She claimed that she and her 11-year old son had been posing as the unmarried Mr Abrahams' family.
This, she said, was a "business arrangement" so he could create "the right impression" with the Richmond selection committee.
Mr Abrahams said it was all "totally false", but did not elaborate. Instead, he took legal action against Newcastle newspaper the Sunday Sun, from where many of these nasty stories emanated. Indeed, on May 17, 1991, the Sunday Sun was fined £50,000 for contempt of court. It had broken its promise that it would not print allegations of Mr Abrahams' dishonesty in using two names.
Mr Abrahams then threatened libel action against the paper which would have tested the truth of all the allegations against him. Perhaps tellingly, that action never materialised.
By this time, though, the Richmond Labour Party was becoming weary. A bitter deselection meeting had been held in April and Mr Abrahams had clung to his position by 24 votes to 22.
In protest, eight local officials resigned en masse.
Out-going party chairman Steve Hoyland said: "We believe that David Abrahams is totally unsuitable to be the prospective Parliamentary candidate for this constituency and have no confidence whatsoever in him."
Which is quite damning, really.
Mr Abrahams dismissed the "rebellious minority"
and appointed a new agent. However, he refused to tell the press the new agent's name because she wanted to work in private. Given that dealing with the press is one of an agent's main duties, this was an unusual state of affairs.
"We can think of no precedent in Parliamentary history for such action and find it hard to believe that an agent working under anonymity will be very effective,"
said the Echo in an editorial headlined "The Secret Agent".
The plotline was becoming as complicated as a Joseph Conrad novel. In August, Mr Abrahams asked the High Court to declare the deselection process illegal.
He lost, and in September was deselected.
He refused to accept the deselection and declared: "I am not dejected. I am not demoralised and I am far from defunct. I am fighting and fighting fit."
Indeed, despite everything, still describing himself as the Labour candidate, he started fighting for a hospice for Northallerton. He stirred up controversy by saying that rioters who had wrecked a pub in Elswick, Newcastle - apparently yards from where he had been born - were "courageous, talented and very resourceful people".
He said: "It takes a lot of courage and guts to bring to public attention a festering sore."

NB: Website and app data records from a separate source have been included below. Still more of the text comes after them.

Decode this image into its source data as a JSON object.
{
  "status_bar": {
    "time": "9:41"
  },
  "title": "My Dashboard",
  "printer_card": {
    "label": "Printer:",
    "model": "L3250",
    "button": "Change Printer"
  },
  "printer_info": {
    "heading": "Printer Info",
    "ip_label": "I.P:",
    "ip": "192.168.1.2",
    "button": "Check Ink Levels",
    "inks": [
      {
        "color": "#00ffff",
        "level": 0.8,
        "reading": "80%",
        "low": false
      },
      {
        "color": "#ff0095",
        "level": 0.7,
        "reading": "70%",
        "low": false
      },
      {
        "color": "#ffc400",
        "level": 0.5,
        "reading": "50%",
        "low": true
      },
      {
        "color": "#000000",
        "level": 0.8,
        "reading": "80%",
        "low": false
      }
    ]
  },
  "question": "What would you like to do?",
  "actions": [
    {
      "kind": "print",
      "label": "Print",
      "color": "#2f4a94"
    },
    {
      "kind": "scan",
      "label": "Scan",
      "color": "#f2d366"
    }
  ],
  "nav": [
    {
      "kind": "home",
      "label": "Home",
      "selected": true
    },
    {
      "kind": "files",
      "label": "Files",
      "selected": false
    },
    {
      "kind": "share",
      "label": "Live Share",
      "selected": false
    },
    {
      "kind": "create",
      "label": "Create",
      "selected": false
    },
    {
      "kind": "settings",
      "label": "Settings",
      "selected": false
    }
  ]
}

THEN, extraordinarily, in November 1991, it emerged that Mr Abrahams had been lured to Amsterdam by a man purporting to be a private detective. The spy claimed he had been hired by Richmond officials to bug Mr Abrahams' phone.
Instead, the spy offered to sell Mr Abrahams the evidence.
A national newspaper alleged that Mr Abrahams had handed over money to the man, who turned out to be the notorious conman Joe Flynn.
Enigmatically, Mr Abrahams - who 12 months after being 41 had become 46 and who 16 years later is described as being 63 or 53 - said: "It's quite a mystery."
The saga finally came to a conclusion on January 29, 1992, when Labour's National Executive Committee upheld Mr Abrahams' deselection.
He said: "I very much regret leaving my position as prospective MP, but I hope to continue serving the Labour Party as I always have done."
The Northern Echo's editorial began: "Richmond's Labour Party was able to breathe a huge sigh of relief last night after its limpet-like Parliamentary candidate was finally shaken loose."
And so the paper's librarian was instructed to gather up all the pictures and cuttings from the preceding 17 months and put them in Mr Abrahams' brown cardboard file. Just for the sake of accuracy, the librarian scribbled out the words "Standing as an MP" and wrote "deselected candidate".
The file was popped back on the shelf where it remained for 16 years until Mr Abrahams popped up in the front row of Tony Blair's farewell speech in Trimdon. What should we write on the packet this time when we slip it back? Fantasist?